--- SOURCE MATERIAL Enclosed Below ---
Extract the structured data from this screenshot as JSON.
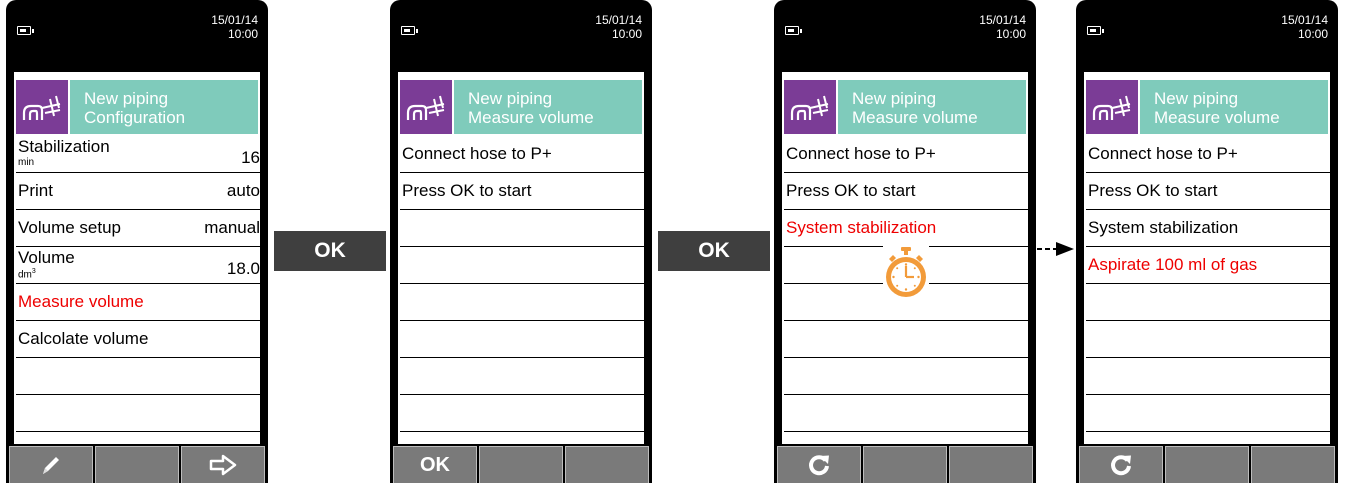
{
  "status": {
    "date": "15/01/14",
    "time": "10:00"
  },
  "screen1": {
    "header": {
      "line1": "New piping",
      "line2": "Configuration"
    },
    "rows": [
      {
        "label": "Stabilization",
        "unit": "min",
        "value": "16"
      },
      {
        "label": "Print",
        "value": "auto"
      },
      {
        "label": "Volume setup",
        "value": "manual"
      },
      {
        "label": "Volume",
        "unit": "dm",
        "unit_sup": "3",
        "value": "18.0"
      },
      {
        "label": "Measure volume"
      },
      {
        "label": "Calcolate volume"
      }
    ],
    "buttons": {
      "left_icon": "pencil-icon",
      "right_icon": "arrow-right-icon"
    }
  },
  "screen2": {
    "header": {
      "line1": "New piping",
      "line2": "Measure volume"
    },
    "rows": [
      "Connect hose to P+",
      "Press OK to start"
    ],
    "buttons": {
      "left_label": "OK"
    }
  },
  "screen3": {
    "header": {
      "line1": "New piping",
      "line2": "Measure volume"
    },
    "rows": [
      "Connect hose to P+",
      "Press OK to start",
      "System stabilization"
    ],
    "buttons": {
      "left_icon": "refresh-icon"
    },
    "status_icon": "stopwatch-icon"
  },
  "screen4": {
    "header": {
      "line1": "New piping",
      "line2": "Measure volume"
    },
    "rows": [
      "Connect hose to P+",
      "Press OK to start",
      "System stabilization",
      "Aspirate 100 ml of gas"
    ],
    "buttons": {
      "left_icon": "refresh-icon"
    }
  },
  "transitions": [
    "OK",
    "OK"
  ],
  "colors": {
    "highlight": "#ee0000",
    "header_teal": "#7fcbbb",
    "header_icon_purple": "#7b3c96",
    "button_gray": "#7a7a7a"
  }
}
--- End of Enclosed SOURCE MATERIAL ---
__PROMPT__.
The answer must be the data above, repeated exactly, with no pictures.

__EXERCISE RESPONSE__.
Extract the structured data from this screenshot as JSON.
{
  "status": {
    "date": "15/01/14",
    "time": "10:00"
  },
  "screen1": {
    "header": {
      "line1": "New piping",
      "line2": "Configuration"
    },
    "rows": [
      {
        "label": "Stabilization",
        "unit": "min",
        "value": "16"
      },
      {
        "label": "Print",
        "value": "auto"
      },
      {
        "label": "Volume setup",
        "value": "manual"
      },
      {
        "label": "Volume",
        "unit": "dm",
        "unit_sup": "3",
        "value": "18.0"
      },
      {
        "label": "Measure volume"
      },
      {
        "label": "Calcolate volume"
      }
    ],
    "buttons": {
      "left_icon": "pencil-icon",
      "right_icon": "arrow-right-icon"
    }
  },
  "screen2": {
    "header": {
      "line1": "New piping",
      "line2": "Measure volume"
    },
    "rows": [
      "Connect hose to P+",
      "Press OK to start"
    ],
    "buttons": {
      "left_label": "OK"
    }
  },
  "screen3": {
    "header": {
      "line1": "New piping",
      "line2": "Measure volume"
    },
    "rows": [
      "Connect hose to P+",
      "Press OK to start",
      "System stabilization"
    ],
    "buttons": {
      "left_icon": "refresh-icon"
    },
    "status_icon": "stopwatch-icon"
  },
  "screen4": {
    "header": {
      "line1": "New piping",
      "line2": "Measure volume"
    },
    "rows": [
      "Connect hose to P+",
      "Press OK to start",
      "System stabilization",
      "Aspirate 100 ml of gas"
    ],
    "buttons": {
      "left_icon": "refresh-icon"
    }
  },
  "transitions": [
    "OK",
    "OK"
  ],
  "colors": {
    "highlight": "#ee0000",
    "header_teal": "#7fcbbb",
    "header_icon_purple": "#7b3c96",
    "button_gray": "#7a7a7a"
  }
}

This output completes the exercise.